Thirteen high school students in the federally funded Upward Bound college preparatory program at Northern Vermont University participated in the Magic of STEM Leadership Program in Orlando, Florida.
The students are involved with Upward Bound at NVU-Johnson and NVU-Lyndon.
Upward Bound is for students from low- and modest-income families whose parents do not have a four-year college degree. The program provides students free educational, cultural and social activities throughout high school, with programs about college and career readiness offered year-round.
Upward Bound students were accepted into the Magic of STEM program through an application process that required achievement in math, science and other coursework.
The students who attended are Alivia McAllister, Dakota Wiley, Ethan Bryce, Tyler Duso, Amy Fackler and Jenna Hansen from Enosburg Falls High School; Alison Barkley, Jessika Herron and Samantha Ryea from Richford High School; Grace Kinney from Missisquoi Valley Union High School; Maple Snow from Lamoille Union High School; Andi Elie from Lyndon Institute; and Emma Tetreault from Bellows Free Academy.
The four-day experience based in Orlando in April included programs at Kennedy Space Center and Disney World. At the space center at Cape Canaveral, students toured the space shuttle Atlantis and other sites and had lunch with aerospace engineer and former astronaut Bob Cenker. At Disney World, they toured bioengineering labs and enjoyed rides and other attractions. Students also participated in a Disney Youth Education Series Properties of Motion Physics workshop that involved hands-on activities related to rides at Disney World’s Magic Kingdom theme park.
“By experiencing how STEM ideas and concepts play out in real life, I learned more than I would in a regular classroom. I really enjoyed how interactive the experience was and how engaged we all were while participating in it,” Richford High junior Alison Barkley
“Via our firsthand experiences, the Magic of STEM Leadership Program could easily be creating the next generation of NASA scientists or Disney Imagineers (people who design and build Disney entertainment venues),” Enosburg High senior Jenna Hansen says.
Students involved in the Magic of STEM built skills in basic computer programming, leadership, communication, problem-solving and teamwork. “They also gained important insight into current and emerging STEM-related careers. They learned the importance of taking challenging math and science classes throughout high school and of exploring possible future college-related options,” NVU-Johnson Upward Bound Director Tony Blueter says.

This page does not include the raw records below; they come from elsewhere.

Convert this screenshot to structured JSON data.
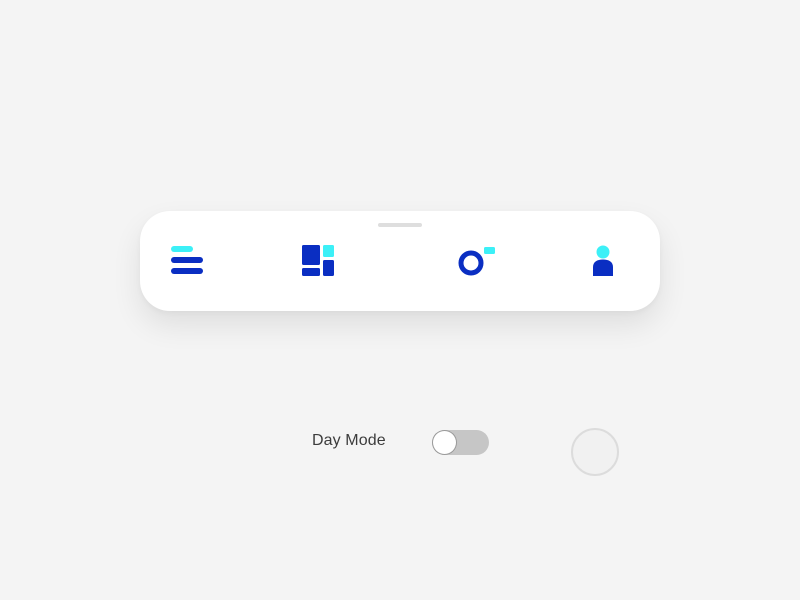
{
  "colors": {
    "background": "#f4f4f4",
    "bar_background": "#ffffff",
    "primary_blue": "#0a2ec2",
    "accent_cyan": "#3cf0f7",
    "switch_track": "#c6c6c6",
    "label_text": "#3c3c3c"
  },
  "tab_bar": {
    "tabs": [
      {
        "icon": "menu-icon"
      },
      {
        "icon": "dashboard-icon"
      },
      {
        "icon": "toggle-ring-icon"
      },
      {
        "icon": "user-icon"
      }
    ]
  },
  "controls": {
    "mode_label": "Day Mode",
    "mode_switch_on": false
  }
}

Blueter went on the Orlando trip with NVU-Johnson Upward Bound assistant director Erica Fuller, NVU-Lyndon Upward Bound assistant director Ryan Fauci and Richford High physics teacher Ryan Bushey, an Upward Bound in-school coordinator.
The Magic of STEM program is funded by a grant from the U.S. Department of Education and developed by the Teaching Through Technologies Alliance.
Students prepared for Orlando in hands-on weekend workshops on computer technology at NVU. Many of these NVU Upward Bound students will use the technology, communication and leadership skills they gained through the Magic of STEM in community service projects in the residential Upward Bound program at NVU this summer.
Upward Bound, created in 1965, is funded by the U.S. Department of Education. It’s one of the TRIO programs that support educational opportunities for Americans regardless of race, ethnicity or economic circumstances.